The scene adds an upsetting new layer of homophobia and self-loathing to his prior sexual assault of Tyler as Monty’s repressed sexuality is clearly playing a role in his rage and violence.
Very little else happens with Monty’s sex before the period finale, where this period’s irritating new British narrator Ani structures Monty for Bryce’s murder through “process of eradication.” Literally. She explains to a deputy that since everybody else had an alibi, it may simply be Monty. No proof needed. Completely rational.
But while Ani is weaving her internet of lies, we come across just just just what Monty ended up being really up to that evening. He bumped into Winston once more, apologized for their actions, and also the two boys wind up spending the night together, a more tender scene compared to one before.
Viewing them explore their attraction to one another so lightly is in fact quite touching, making their actions that are terrible tougher to consume. He seems like he can not be whom he really wants to be, therefore Monty lashes away in disgusting means. We even get yourself a scene where Monty’s dad visits him in prison and spits on him to be homosexual. Perhaps i’ve a spot that is soft LGBTQ figures, but Monty’s tale struck more of a chord for the reason that ten-minute period that Bryce’s storyline had all period.

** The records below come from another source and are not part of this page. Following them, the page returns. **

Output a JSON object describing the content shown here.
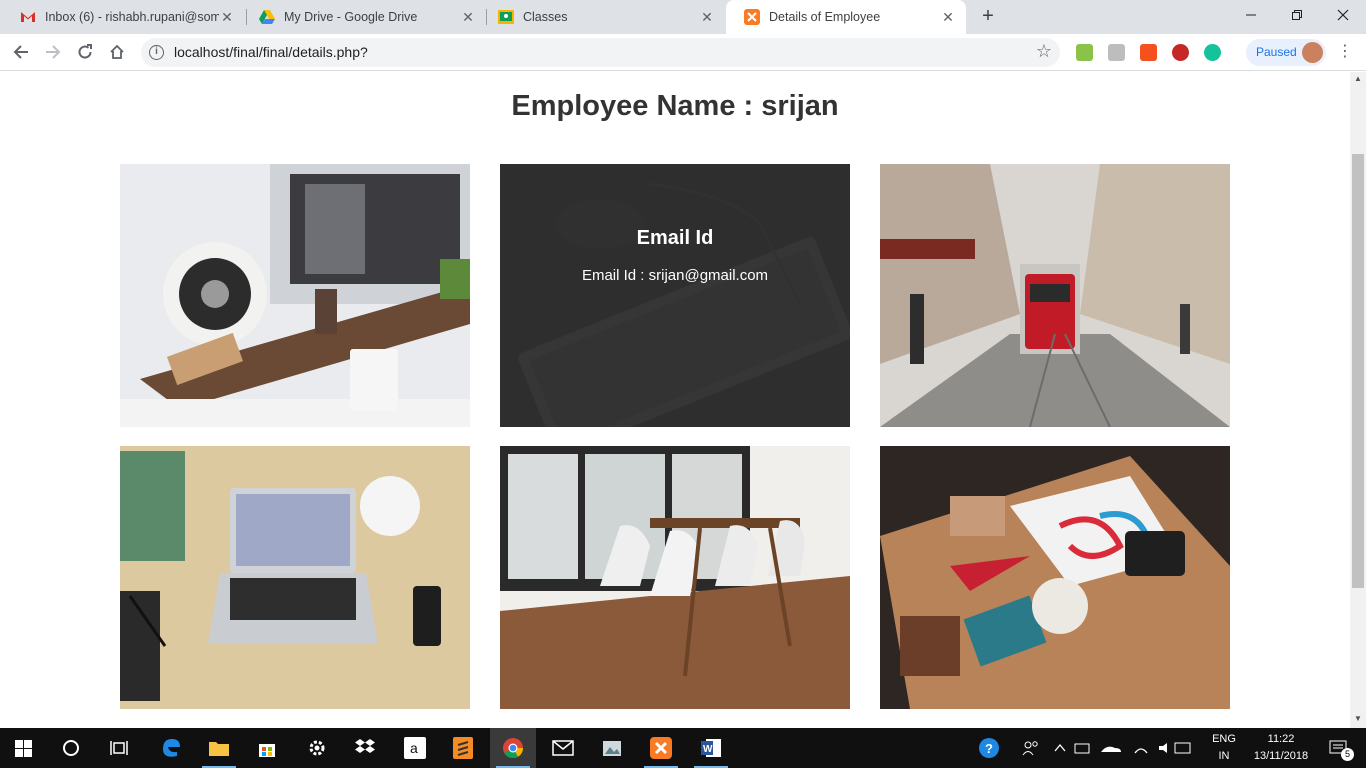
{
  "browser": {
    "tabs": [
      {
        "label": "Inbox (6) - rishabh.rupani@soma",
        "icon": "gmail-icon",
        "active": false
      },
      {
        "label": "My Drive - Google Drive",
        "icon": "google-drive-icon",
        "active": false
      },
      {
        "label": "Classes",
        "icon": "classroom-icon",
        "active": false
      },
      {
        "label": "Details of Employee",
        "icon": "xampp-icon",
        "active": true
      }
    ],
    "url": "localhost/final/final/details.php?",
    "profile_status": "Paused"
  },
  "page": {
    "title": "Employee Name : srijan",
    "cards": [
      {
        "image": "desk-speaker-photo"
      },
      {
        "image": "keyboard-photo",
        "overlay_title": "Email Id",
        "overlay_text": "Email Id : srijan@gmail.com"
      },
      {
        "image": "street-tram-photo"
      },
      {
        "image": "laptop-desk-photo"
      },
      {
        "image": "dining-chairs-photo"
      },
      {
        "image": "craft-table-photo"
      }
    ]
  },
  "taskbar": {
    "language": "ENG",
    "region": "IN",
    "time": "11:22",
    "date": "13/11/2018",
    "notifications": "5"
  },
  "colors": {
    "accent": "#1a73e8",
    "title_text": "#333333",
    "overlay": "#282828"
  }
}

Whenever Ani completes telling lies on Monty, the deputy she actually is sharing her murder theory with reveals that Monty had been actually been murdered inside the cell earlier that day. Then he agrees to implicate Monty to protect up the participation of their own son.

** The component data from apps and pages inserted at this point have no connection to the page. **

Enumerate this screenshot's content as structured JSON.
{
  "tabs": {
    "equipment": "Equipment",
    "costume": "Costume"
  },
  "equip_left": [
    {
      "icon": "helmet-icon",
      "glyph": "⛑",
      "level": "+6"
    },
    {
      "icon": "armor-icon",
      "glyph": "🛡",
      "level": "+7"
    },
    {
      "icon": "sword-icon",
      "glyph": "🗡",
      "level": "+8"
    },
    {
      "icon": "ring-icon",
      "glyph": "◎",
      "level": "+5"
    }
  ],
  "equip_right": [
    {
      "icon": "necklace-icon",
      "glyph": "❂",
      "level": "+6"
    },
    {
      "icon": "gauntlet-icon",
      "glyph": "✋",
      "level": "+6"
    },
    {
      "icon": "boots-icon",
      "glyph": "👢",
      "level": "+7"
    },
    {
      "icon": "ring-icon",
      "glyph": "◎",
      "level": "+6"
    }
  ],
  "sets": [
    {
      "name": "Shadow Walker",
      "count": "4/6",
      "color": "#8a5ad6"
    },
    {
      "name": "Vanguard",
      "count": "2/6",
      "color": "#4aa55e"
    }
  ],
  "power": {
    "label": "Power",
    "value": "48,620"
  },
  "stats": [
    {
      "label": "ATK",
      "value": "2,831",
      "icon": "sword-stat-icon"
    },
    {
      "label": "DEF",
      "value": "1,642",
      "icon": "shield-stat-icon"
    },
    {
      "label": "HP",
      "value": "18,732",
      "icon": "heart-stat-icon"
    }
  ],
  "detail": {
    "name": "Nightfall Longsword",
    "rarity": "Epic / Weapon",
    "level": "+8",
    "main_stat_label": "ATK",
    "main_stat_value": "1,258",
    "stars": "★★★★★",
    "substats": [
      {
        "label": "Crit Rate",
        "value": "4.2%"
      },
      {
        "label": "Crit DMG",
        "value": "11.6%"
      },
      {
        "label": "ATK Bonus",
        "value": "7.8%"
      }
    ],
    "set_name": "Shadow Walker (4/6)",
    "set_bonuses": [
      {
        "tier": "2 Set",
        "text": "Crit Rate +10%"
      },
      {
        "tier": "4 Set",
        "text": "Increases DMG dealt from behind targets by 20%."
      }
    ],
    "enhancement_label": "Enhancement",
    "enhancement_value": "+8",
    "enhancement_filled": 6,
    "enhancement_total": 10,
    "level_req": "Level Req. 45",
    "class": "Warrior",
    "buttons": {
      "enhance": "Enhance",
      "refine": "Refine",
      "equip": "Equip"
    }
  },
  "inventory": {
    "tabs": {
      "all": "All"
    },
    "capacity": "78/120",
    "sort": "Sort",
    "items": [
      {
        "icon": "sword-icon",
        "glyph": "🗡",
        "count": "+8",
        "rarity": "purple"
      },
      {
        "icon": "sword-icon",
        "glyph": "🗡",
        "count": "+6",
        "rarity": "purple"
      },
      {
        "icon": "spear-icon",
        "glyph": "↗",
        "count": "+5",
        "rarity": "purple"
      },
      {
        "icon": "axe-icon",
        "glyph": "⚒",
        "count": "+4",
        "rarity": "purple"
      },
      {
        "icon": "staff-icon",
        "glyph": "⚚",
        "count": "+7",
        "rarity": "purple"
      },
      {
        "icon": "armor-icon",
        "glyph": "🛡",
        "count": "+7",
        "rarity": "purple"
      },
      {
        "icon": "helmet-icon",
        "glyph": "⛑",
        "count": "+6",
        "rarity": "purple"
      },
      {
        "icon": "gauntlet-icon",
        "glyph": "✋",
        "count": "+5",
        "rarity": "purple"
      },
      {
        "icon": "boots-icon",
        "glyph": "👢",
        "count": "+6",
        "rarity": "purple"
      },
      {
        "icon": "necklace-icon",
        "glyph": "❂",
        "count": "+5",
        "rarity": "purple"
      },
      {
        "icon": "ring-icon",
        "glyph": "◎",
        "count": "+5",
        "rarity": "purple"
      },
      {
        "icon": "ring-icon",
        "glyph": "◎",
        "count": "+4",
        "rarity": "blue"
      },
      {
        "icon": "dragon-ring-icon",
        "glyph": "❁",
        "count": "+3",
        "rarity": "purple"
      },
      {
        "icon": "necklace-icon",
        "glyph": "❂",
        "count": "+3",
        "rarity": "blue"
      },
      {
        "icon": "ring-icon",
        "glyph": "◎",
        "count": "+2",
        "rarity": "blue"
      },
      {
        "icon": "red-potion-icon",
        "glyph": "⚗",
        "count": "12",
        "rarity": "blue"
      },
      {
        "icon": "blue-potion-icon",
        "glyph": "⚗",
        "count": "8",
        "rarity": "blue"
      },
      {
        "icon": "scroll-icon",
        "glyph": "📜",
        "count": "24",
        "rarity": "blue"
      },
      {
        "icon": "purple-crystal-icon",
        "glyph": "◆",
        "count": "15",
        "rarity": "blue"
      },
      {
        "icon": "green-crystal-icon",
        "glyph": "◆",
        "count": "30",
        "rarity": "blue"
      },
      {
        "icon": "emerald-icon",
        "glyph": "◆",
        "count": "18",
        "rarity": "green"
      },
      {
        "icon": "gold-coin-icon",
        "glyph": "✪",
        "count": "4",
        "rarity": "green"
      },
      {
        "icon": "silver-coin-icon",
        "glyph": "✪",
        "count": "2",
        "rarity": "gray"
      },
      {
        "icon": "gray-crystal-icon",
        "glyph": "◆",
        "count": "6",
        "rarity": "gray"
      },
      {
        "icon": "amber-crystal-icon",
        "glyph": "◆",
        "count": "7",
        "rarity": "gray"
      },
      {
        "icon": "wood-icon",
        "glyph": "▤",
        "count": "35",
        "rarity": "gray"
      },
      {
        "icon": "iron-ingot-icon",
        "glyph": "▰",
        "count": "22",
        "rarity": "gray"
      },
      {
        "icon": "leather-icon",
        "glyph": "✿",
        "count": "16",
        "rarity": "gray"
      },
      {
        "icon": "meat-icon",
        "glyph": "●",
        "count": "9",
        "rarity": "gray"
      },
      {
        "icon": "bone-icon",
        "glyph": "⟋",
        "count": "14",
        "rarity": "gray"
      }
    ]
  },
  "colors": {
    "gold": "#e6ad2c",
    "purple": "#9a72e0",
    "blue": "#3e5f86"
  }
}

And thus another gay is hidden. And our gang of “heroes” successfully pinned Bryce’s murder for a kid that is dead.
There is a great deal of the plot that requires unpacking.
Actually, i am tired of the pretty-softboi-falls-for-the-abusive-closeted-jock storyline that therefore numerous homosexual coming-of-age tales revolve around. Probably the Perks to be a Wallflower made it happen well, but it is become a little bit of a cliche that is dangerous this aspect. Plenty queer tales center violence in very early relationships that individuals sooner or later need to ask when we’re simply telling tales or perpetuating stereotypes and producing harmful objectives for young queer audiences. Specially when the upheaval of these who have been mistreated isn’t explored in every meaningful method, as well as nevertheless find yourself dating their abuser.

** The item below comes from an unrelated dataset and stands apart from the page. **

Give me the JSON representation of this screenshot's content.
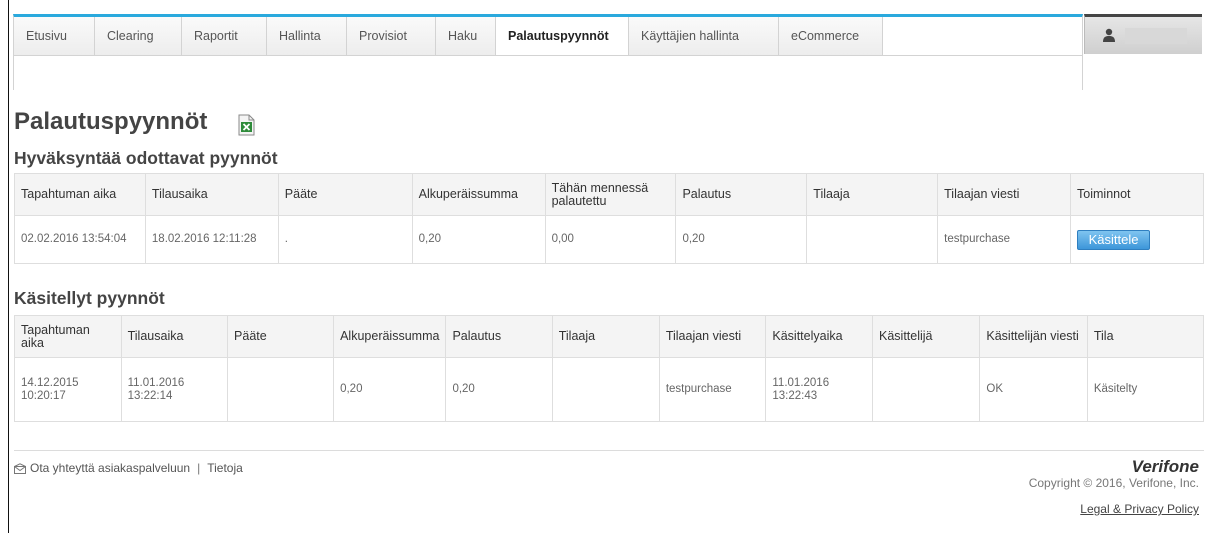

Bryce Walker’s storyline is similar to Brock Turner and lots of white male rapists for the reason that he’s pathologically humanized. He is just a youngster. He made some awful errors. He also gets a love interest this year. But while this white guy gets to inquire of for understanding and forgiveness, no body attempts to understand any such thing in regards to the queer person-of-color which was just falsely accused of murder and eventually ends up dead in a prison cellular. This might be probably the most upsetting dual standard associated with period.
13 explanations why demanded us to determine if abusers deserve forgiveness in 2010 but—either unintentionally or purposefully—decided that this person that is queer of did not deserve the same type of nuanced discussion, and rather kills him down before we have had the opportunity to ask the question for ourselves.
Within the last moments associated with the finale, Winston confronts Ani on framing Monty for Bryce’s murder. “He had been a individual,” he states forebodingly, russian brides club guaranteeing a return season that is next. “He did not deserve to perish that way.” In which he’s appropriate. Utilising the hardships of LGBTQ teenagers as being a plot unit, then swiftly killing from the character, reinforces the proven fact that our storylines—and lives—are inconsequential and disposable.